This just in from the English edition of the People's Daily Online from China: Many individuals, stranded in the recent heavy snowstorms, ended up walking home or setting out on foot in search of loved ones. One young man, Du Dengyong, walked 16 hours to rescue his girlfriend who was trapped in a bus. He lost contact when her cell phone died, and he didn't find her. He is determined to resume the search and told the reporter he would crawl if necessary. See more at "When the going gets tough, the tough get ... walking."
William Rhoden writes in today's NYT of former New York Giants star George Martin's trek across the country to raise awareness of the health needs of the September 11 rescue and recovery workers. Martin is walking 20-30 miles a day to raise money to donate to the hospital systems treating the workers. Since he began in September Martin has walked 1600 miles. He said that the wind in Oklahoma was kind of rough. Wind come sweepin' down the plains - Yes, I have heard of that. See more at Miles to Go Before Martin Finishes Journey by William C. Rhoden.
Discovery News sends word of the origin of footwear - "People started wearing shoes around 40,000 years ago, according to a study on recently excavated small toe bones that belonged to an individual from China who apparently loved shoes." A fascinating article, because it explains that barefoot people use more of their middle toes than those wearing shoes. Shoe wearers rely on the big toe to get them moving forward. Also, be advised that there's an argument about whether Neanderthals wore shoes or not.
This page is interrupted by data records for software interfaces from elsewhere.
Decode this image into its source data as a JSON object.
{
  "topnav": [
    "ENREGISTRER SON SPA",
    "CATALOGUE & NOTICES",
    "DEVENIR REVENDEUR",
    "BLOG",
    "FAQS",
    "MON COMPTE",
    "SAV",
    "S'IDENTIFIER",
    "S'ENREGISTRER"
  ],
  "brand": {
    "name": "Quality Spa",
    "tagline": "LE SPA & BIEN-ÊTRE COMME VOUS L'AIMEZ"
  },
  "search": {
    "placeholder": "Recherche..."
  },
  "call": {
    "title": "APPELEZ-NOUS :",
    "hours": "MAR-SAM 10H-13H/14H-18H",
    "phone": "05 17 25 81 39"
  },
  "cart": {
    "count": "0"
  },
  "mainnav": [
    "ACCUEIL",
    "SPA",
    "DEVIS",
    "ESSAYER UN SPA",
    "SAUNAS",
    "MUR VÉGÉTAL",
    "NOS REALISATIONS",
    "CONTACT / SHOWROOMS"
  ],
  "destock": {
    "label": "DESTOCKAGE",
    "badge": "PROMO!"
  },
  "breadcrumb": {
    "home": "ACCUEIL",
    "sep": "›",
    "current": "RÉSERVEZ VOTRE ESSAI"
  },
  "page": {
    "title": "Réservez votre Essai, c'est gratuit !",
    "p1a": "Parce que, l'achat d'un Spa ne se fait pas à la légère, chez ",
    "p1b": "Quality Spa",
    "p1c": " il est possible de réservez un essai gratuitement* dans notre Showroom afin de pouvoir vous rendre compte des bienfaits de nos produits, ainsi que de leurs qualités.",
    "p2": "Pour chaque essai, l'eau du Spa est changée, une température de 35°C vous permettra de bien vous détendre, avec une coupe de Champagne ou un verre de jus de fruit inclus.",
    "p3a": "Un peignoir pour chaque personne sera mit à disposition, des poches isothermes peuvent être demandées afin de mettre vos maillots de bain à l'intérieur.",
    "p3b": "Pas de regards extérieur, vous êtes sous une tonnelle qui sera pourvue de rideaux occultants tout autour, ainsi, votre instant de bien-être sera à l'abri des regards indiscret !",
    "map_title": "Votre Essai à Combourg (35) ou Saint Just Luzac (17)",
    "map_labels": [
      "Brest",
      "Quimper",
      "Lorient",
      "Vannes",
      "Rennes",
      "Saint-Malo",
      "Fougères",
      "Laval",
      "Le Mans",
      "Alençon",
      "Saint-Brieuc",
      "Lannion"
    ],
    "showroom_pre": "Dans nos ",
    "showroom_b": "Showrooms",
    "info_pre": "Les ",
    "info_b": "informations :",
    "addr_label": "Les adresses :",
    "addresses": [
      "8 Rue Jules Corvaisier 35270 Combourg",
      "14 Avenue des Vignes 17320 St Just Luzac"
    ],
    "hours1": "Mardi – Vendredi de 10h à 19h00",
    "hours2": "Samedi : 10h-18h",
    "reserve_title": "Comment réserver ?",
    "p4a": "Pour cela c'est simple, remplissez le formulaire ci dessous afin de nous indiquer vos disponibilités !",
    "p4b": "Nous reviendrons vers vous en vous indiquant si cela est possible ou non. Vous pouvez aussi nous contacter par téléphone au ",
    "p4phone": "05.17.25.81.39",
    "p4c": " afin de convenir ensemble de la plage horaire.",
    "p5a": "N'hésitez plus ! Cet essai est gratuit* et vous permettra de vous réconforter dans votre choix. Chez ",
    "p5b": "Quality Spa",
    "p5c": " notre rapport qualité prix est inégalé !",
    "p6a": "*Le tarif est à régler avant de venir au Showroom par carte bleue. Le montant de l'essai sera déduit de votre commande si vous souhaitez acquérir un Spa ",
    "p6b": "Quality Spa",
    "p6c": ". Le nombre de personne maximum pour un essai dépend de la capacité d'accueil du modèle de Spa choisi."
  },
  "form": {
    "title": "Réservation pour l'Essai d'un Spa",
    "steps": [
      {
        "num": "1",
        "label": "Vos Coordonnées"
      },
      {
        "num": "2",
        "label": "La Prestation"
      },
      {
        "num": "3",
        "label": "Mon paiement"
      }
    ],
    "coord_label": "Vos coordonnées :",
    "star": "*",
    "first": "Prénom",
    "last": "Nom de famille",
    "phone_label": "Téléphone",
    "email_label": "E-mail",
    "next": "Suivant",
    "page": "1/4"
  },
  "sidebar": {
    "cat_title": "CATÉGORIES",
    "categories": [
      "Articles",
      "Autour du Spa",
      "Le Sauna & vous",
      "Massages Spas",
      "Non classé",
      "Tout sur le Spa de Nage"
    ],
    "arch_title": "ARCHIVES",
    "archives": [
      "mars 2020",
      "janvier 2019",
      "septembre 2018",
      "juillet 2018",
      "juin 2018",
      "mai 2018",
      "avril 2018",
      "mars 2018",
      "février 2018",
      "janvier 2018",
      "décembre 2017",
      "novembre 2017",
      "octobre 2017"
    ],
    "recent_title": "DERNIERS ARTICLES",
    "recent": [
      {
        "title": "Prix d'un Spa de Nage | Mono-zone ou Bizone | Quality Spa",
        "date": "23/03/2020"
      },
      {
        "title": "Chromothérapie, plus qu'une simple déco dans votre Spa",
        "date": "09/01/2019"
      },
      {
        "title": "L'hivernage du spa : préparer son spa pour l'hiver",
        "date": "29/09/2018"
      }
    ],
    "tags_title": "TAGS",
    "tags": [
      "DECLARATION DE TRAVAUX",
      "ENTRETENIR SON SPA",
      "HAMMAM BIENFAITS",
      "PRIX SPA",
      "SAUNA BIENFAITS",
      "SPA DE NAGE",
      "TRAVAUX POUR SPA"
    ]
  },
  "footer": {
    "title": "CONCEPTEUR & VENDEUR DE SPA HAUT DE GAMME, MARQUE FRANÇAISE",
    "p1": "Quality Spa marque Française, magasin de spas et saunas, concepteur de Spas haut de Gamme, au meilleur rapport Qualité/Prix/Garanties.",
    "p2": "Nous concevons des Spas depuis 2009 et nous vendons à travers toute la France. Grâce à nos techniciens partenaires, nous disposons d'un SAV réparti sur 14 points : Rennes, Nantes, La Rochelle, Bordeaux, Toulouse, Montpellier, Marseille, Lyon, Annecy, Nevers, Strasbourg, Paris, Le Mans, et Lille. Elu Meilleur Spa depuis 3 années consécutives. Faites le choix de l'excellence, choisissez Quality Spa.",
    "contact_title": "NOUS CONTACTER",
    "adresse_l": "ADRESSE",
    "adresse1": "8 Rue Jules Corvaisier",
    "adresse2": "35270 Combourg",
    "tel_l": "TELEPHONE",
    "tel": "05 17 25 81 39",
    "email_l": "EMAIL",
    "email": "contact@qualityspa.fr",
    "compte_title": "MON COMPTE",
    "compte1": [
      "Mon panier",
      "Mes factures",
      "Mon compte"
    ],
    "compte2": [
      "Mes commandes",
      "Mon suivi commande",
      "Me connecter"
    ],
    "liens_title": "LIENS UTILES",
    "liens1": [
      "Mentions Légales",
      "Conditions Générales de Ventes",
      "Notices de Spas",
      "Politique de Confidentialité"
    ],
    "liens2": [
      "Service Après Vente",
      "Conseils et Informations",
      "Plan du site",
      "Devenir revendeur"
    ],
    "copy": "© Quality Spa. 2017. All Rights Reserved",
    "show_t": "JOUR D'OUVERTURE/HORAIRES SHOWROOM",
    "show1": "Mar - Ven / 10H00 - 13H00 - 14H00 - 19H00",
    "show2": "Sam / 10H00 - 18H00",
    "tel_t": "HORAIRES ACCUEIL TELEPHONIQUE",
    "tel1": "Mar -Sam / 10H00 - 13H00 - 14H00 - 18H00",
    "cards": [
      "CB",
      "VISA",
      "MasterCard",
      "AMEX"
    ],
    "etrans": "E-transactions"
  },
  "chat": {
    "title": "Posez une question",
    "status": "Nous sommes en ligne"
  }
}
See more at Earliest Shoe-Wearers Revealed by Toe Bones by Jennifer Viegas.
Image: Eadweard Muybridge.